posted on 2019-04-09, 02:51 authored by Adrianus van Haandel, J.L. Kerr, J. Laban, X. Massart, T.J. Murray, B.C. O'Connor, S.M. Pawson, C.M. Romo, S. Walker

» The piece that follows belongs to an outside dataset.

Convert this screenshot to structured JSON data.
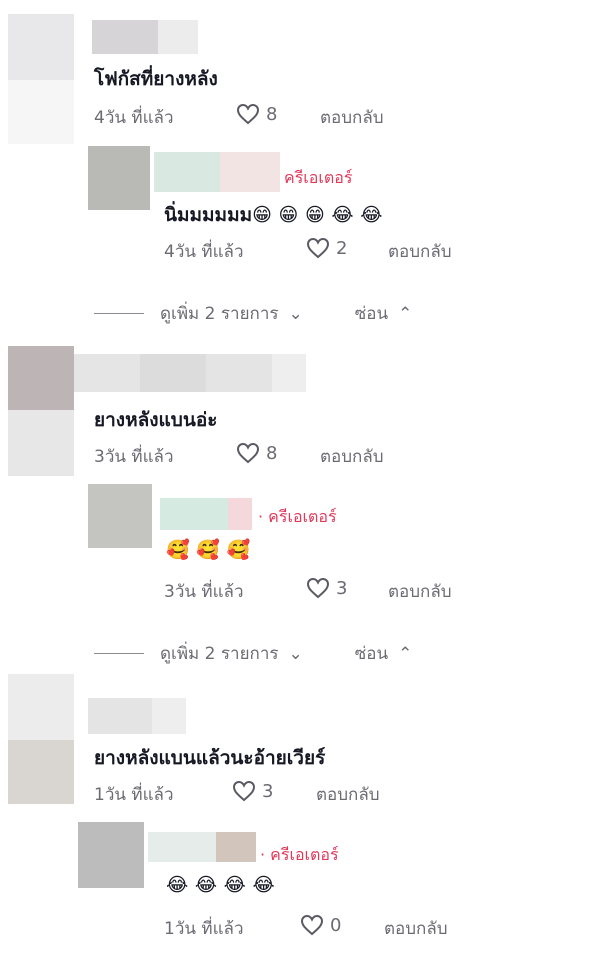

Background: Irradiation is accepted as a phytosanitary treatment for horticultural products by many countries. Irradiation is a potential alternative to chemical fumigation for wood products; however, data supporting its efficacy against potential forestry pests is limited. Methods: Irradiation efficacy data were obtained experimentally for Arhopalus ferus (Mulsant) and Hylurgus ligniperda (Gamma.). The results are compared to existing ionising-radiation treatment data for various bark and wood-boring beetles species as found in the International Database on Insect Disinfestation and Sterilization (IDIDAS) and the published literature. Results: Existing IDIDAS records suggest that the effective dose required to sterilise insects in the families Cerambycidae and Scolytinae is < 150 Gy. Estimated LD99 obtained here for the sterility of adult A. ferus were 44. 1 Gy (LD99, +/- 15.3, 95% CI) and eggs 40.4 Gy (+/- 9.8, 95% CI). Our results suggest that an effective sterilisation dose for A. ferus eggs will be from 20 to 40 Gy; however, LD99 dose estimates were not obtained for other life stages. Adult H. ligniperda were more tolerant of radiation with 1.6% of adults producing viable eggs at doses of between 100 and 150 Gy despite 100% sterility being recorded at 75 and 175 Gy. Conclusions: Our results are consistent with existing studies of other bark and wood-boring beetles. The doses tested here were equivalent to, or lower than, those used in previous studies. Arhopalus ferus adults were less tolerant to ionising radiation than the published literature for other Cerambycidae. Further studies with adult H. ligniperda are recommended as 150 Gy represents the upper limit currently reported in IDIDAS for other Scolytinae. An assessment of the potential cost-effectiveness of irradiation as a phytosanitary treatment at the range of doses identified in this study should be conducted before committing to further efficacy testing.